ASUZA, Calif. — Off-roading off the beaten path is a normal day at the office for Dr. Gary Stickel.

As a tribal archaeologist for the Gabrieleño Band of Mission Indians - Kizh Nation, Stickel has explored Los Angeles County in areas the average daytripper would never imagine.

“I did the research and developed this map, official tribal map, which shows the vast extent of the Kizh territory, which extends across parts of five counties, including the land area, greater Los Angeles area, and the greater sea area including Catalina,” Stickel said.

Recently, Stickel made a discovery in an area known as Big Rock, which updated the oldest known rock art site in California as an astronomical marker to predict winter and summer solstices. To test his hypothesis, Stickel assembled a team, but they first had to cross a river for them to get to the site.

“We’re in the upper reaches of the San Gabriel River,” Stickel said. “Unfortunately, the crossing has become bad since the last time we were here. We can’t drive across now. We’ll have to walk across.”

Stickel has excavated at the legendary “Lost City of the Incas” in Machu Picchu, but his most recent discovery right in his own backyard of LA County has him most excited.

While working to preserve the lost art on Big Rock, which has since been washed away by weather and tagged with graffiti, Stickel noticed a small hole at the top of the boulder.

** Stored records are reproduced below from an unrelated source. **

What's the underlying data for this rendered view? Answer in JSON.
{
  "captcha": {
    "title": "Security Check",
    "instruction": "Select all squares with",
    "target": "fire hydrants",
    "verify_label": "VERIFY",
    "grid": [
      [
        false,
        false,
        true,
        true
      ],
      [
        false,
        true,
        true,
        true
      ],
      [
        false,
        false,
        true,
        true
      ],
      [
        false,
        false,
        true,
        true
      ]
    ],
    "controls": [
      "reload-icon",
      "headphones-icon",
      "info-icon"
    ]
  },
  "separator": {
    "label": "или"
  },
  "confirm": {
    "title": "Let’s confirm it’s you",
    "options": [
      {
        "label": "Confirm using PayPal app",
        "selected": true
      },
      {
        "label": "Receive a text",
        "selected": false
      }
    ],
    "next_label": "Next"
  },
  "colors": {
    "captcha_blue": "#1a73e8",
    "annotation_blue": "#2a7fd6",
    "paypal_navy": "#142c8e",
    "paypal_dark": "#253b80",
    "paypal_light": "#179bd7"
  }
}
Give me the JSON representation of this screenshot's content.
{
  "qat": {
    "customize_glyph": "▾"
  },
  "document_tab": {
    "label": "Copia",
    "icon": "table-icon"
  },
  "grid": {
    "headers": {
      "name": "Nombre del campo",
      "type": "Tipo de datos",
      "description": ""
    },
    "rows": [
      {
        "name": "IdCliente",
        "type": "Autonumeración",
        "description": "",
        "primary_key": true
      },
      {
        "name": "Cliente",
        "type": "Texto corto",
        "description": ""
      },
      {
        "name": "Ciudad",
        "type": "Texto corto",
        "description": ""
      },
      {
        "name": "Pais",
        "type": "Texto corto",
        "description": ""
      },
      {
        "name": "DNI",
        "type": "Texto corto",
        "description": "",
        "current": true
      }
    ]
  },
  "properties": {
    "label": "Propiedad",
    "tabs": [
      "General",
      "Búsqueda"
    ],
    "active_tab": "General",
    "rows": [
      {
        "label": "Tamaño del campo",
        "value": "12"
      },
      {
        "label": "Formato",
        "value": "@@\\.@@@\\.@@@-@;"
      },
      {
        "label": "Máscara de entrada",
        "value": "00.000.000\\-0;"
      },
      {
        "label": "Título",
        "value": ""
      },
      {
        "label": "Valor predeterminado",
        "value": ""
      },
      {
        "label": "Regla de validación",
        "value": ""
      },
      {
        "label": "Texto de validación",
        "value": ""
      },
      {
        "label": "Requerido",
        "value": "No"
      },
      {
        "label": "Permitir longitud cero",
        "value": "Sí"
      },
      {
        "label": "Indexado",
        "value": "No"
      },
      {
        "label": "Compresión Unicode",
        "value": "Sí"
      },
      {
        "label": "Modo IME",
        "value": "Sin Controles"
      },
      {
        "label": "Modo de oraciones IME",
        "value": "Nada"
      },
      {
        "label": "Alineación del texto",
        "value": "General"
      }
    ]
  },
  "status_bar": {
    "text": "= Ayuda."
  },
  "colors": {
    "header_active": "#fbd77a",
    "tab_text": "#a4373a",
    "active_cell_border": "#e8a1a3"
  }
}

“They also carved a specially shaped hole, and this hole is for the inclusion of what I think is a sun staff comprised of a stone with five protrusions around its perimeter,” Stickel said. “Archaeologists call them cog stones, but the tribe calls them sunstones.”

When Stickel tested out his theory out, and the shadows lined up, he knew he was onto something. Barbara Lonsdale is an Inupiaq Native American from Alaska, and she came to witness the site.

“A lot of people don’t know about the local native peoples, and we have more native Americans here in this city than any city in the U.S., so I think it’s really important to preserve the local native history,” Lonsdale said. “I would hope we can spread awareness and really just preserve a lot of these heritage sites.”

Often called the real-life Indiana Jones by his peers, Stickel is now working on publishing his findings and raising the support needed to preserve the site and restore it.

“I think this is an ancient astronomical site and the whole configuration of how it was utilized makes it unique in American archaeology,”  Stickel said.